- The linking of insulin pumps to only one type of insulin (made by the insulin maker).
- The withdrawal of less expensive insulin from the market.
- The 70% profit on insulin.
- The limited number of companies that now make insulin.
- The sweet deals for countries that drive hard bargains (acquisition cost for a bottle of insulin in the UK $30 but in the US $200).
It seems there is a line to be drawn. On one side is the unquestionable benefit of research and development that brings fantastic life saving benefit to many patients. On another side is a business formula for fantastic profit to a few people. Fortunately, one need not choose either extreme — it is possible to have adequate research and reasonable profit as demonstrated in other parts of the world.
So, what can and should be done?
- Break up drug companies to separate the manufacture of insulin and the manufacture of insulin pumps. The competition in the pump market should not be limited by the drug maker.
- Limit drug patents with a strict end point and encourage smaller companies to make generics that may not be an exact copy but simply be similar (bio-similar).
- Set prices for drugs and devices based on realistic economic considerations (like limiting profit to 5%).
- Allow government sponsored research to compare various types of similar therapy to allow a reasonable choice by patients and providers.
- And, allow the government to negotiate prices since the government now pays a big part of health care costs.
Elisabeth Rosenthal wrote the lead story for The New York Times today (10/13/13) “The Soaring Cost of a Simple Breath“. This is another blockbuster exposé of drug costs that are crippling US health care. Sadly, not a story about what is being done to correct the problem.
Here are some of her key points:
- The average brand name prescription has risen from 1995 at $40 to 2013 at $170
- The average generic prescription has risen from 1995 at $20 to 2013 at $45.
- A common asthma medication Pulmicort costs $175 in the US but only $20 in the UK and $25 in France.
- Drugs account for 10% of the $2.7 trillion annual health bill.
- Americans take more generic medications than people in other countries (they just can’t afford branded or new medications)
- Other countries set the wholesale price of drugs to make drugs affordable.
- US pharmaceutical companies have used the FDA to restrict manufacturing rules to favor large companies and have used the judicial system to bankrupt competitors.
- US pharmaceutical companies have paid generic companies not to sell their products in the US.
- Medicaid, paid for by taxes, pays millions of dollars to drug companies for high priced medications.
- Asthma medications have been the target of profiteering drug companies. Not a single inhaler is available as a generic. Despite the fact that inhaled medications have been available for over 30 years. The effect on people with this condition is a tremendous burden.
- Drug companies spend about 50% of funds on marketing and only about 20% on drug research. Other advanced countries prohibit marketing prescription medications directly to consumers.

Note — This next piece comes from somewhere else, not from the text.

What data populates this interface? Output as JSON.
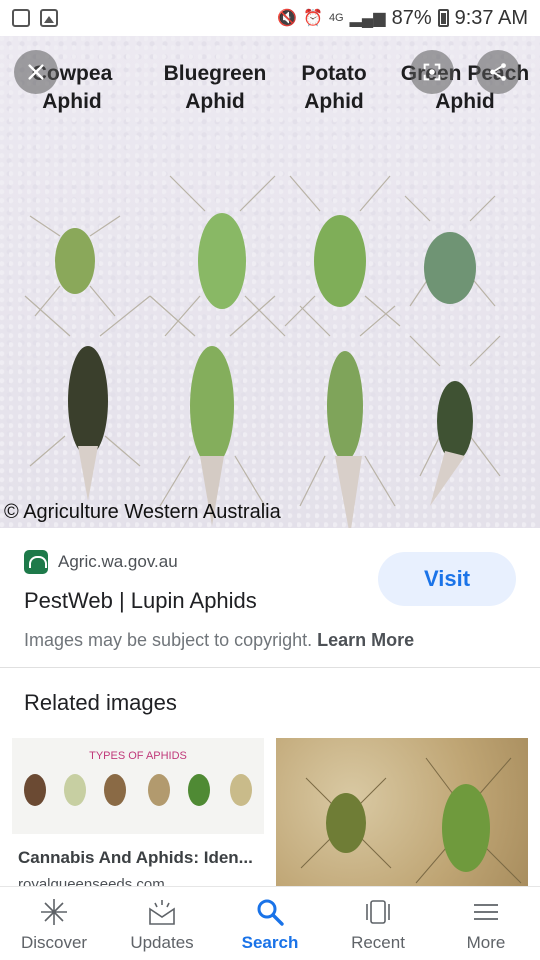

- Medicare is prohibited from negotiating prices.
- Drug prescribing guidelines published by the government are prohibited from considering cost.
Rather than just be angry about the sorry state of drug costs, what can be done? Just take a lesson from other countries, this is not rocket science:
- The US government should set the prices for all drugs
- The FDA needs to loosen the rules for generic manufacturing — for goodness sake, an inhaler is an inhaler, not the space shuttle.
- Comparative effectiveness research should be required, and the results published for doctors as in the UK. Drug cost is important to all US citizens, so restricting the government from considering cost borders on insanity (perhaps giving psychiatric medications to Congress is currently too expensive).
- Finally, there is no excuse for the current drug cost problem — other countries have solved the problem, the US needs to do the same.